Pressure

One of the biggest ways in which my view has been refined is the fact that when you are between more senior management and less senior staff, you are constantly having to customize the message given to the junior people to leave out content that is not pertinent to them and/or will create unnecessary concerns or distractions. Now that I am only on one side of that equation (the “less authority” side), I seesaw between understanding that my supervisor has pressures that influence the tasks I am given and result in things that are in actuality relatively low priority being given a high priority “label,” and having an almost compulsive need/desire to know what’s behind the messages I am given.  Employees like to understand the “why” behind their assignments. Except in the case of some very delicate information, employees can be trusted. If your employee is that untrustworthy, perhaps there are other issues that should be explored. 

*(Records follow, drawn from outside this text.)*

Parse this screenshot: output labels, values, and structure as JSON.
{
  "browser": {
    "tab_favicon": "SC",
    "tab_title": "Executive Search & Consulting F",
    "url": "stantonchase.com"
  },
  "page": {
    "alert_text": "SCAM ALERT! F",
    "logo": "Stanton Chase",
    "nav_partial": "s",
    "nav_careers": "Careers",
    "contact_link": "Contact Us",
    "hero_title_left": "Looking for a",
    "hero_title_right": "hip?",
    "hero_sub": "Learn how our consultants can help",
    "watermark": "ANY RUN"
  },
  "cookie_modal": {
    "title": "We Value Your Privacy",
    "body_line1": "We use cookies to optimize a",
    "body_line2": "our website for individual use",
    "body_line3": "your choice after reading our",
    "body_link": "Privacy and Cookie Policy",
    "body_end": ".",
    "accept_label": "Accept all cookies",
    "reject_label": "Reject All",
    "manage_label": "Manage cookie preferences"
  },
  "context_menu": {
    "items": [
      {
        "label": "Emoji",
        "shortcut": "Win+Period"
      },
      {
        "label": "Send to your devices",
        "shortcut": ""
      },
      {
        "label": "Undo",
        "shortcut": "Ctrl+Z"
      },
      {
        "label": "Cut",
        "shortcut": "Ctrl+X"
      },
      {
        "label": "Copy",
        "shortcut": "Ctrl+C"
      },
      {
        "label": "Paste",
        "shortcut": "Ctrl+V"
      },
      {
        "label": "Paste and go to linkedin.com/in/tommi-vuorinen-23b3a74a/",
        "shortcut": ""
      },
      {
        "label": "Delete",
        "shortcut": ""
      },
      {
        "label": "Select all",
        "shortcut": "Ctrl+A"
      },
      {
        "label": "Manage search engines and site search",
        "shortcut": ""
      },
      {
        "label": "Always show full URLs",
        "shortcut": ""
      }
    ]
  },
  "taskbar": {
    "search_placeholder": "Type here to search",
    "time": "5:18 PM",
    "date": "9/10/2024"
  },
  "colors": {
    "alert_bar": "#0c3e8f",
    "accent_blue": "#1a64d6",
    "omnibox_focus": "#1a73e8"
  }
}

Am I a better subordinate for having also been a supervisor? I would say the jury is out. While the jury deliberates, I will take some guidance from Tenzin Palmo, who wrote this in Neighbors Are Our Practice:

“Everybody encounters in their life people who seem to be born only to have the function of pushing all our buttons, who seem motivated to be difficult and to cause us problems. Instead of making us angry or wanting to retaliate, these people are actually our greatest spiritual friends. Because while it’s very pleasant when everyone is being nice to us and all the situations in our life are running smoothly, we don’t learn anything.”

Do you have any insight to share with me from a similar time in your life? Any experiences discovering that someone who “pushed all your buttons” turned out to be your “greatest spiritual friend”? Tell me about it in the comments!

Wife of one, Mom of two, Friend of many.